*** Opening of Records for this exercise ***

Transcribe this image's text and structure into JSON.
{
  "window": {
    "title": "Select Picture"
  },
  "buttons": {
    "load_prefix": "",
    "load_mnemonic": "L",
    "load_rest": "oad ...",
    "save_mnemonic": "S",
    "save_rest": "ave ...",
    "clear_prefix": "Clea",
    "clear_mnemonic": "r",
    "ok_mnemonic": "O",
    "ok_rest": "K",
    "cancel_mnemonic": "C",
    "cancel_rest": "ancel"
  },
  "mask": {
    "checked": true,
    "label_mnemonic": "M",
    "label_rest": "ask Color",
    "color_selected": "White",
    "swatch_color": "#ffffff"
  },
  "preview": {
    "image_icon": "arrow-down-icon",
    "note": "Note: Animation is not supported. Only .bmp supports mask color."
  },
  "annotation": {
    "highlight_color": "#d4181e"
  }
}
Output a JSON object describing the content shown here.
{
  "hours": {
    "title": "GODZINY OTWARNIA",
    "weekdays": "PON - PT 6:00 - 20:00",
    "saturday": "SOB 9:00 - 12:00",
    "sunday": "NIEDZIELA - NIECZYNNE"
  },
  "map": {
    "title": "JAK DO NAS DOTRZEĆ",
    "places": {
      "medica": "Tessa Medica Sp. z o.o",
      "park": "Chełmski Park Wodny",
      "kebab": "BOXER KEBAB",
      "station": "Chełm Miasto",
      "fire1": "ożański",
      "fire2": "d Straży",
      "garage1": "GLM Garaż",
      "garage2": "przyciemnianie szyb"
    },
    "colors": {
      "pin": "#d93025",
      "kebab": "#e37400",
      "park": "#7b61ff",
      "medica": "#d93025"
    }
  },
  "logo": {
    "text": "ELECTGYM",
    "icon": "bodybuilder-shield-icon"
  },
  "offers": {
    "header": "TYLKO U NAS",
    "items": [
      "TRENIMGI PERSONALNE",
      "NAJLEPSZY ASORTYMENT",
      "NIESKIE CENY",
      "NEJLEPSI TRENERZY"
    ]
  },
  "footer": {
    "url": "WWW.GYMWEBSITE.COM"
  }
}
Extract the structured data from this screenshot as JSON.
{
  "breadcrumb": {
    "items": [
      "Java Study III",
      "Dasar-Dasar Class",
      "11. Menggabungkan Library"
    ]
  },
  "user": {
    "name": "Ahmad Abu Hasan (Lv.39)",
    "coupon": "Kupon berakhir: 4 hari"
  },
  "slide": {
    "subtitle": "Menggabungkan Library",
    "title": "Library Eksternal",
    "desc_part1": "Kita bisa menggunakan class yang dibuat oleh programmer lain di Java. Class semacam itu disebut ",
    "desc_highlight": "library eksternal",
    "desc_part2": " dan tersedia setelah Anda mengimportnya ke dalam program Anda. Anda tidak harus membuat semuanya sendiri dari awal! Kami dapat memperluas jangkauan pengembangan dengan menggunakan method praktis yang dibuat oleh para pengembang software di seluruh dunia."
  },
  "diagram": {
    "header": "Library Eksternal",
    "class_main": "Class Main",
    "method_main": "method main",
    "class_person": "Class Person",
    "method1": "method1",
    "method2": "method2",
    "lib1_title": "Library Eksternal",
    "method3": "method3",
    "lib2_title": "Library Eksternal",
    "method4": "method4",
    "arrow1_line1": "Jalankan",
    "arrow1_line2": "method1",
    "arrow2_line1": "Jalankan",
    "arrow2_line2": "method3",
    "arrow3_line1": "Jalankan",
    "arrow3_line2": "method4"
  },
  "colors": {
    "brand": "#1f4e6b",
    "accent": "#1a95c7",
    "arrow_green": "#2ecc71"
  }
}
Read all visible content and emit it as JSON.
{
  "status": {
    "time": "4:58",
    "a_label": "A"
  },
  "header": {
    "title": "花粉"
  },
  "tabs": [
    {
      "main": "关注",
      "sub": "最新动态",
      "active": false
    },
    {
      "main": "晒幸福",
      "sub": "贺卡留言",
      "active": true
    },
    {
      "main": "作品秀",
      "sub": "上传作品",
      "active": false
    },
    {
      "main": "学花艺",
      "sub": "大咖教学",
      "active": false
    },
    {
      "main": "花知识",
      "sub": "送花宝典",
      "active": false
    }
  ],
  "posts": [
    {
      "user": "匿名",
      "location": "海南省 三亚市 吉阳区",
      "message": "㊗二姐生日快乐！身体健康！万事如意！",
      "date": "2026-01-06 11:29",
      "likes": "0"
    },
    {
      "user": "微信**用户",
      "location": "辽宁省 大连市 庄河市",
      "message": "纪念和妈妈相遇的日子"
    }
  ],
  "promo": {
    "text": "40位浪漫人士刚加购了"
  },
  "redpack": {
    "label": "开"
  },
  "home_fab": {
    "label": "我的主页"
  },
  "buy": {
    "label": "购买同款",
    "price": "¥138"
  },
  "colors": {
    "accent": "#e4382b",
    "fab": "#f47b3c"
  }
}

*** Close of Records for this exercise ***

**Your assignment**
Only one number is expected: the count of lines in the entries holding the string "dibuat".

**Task answer**
2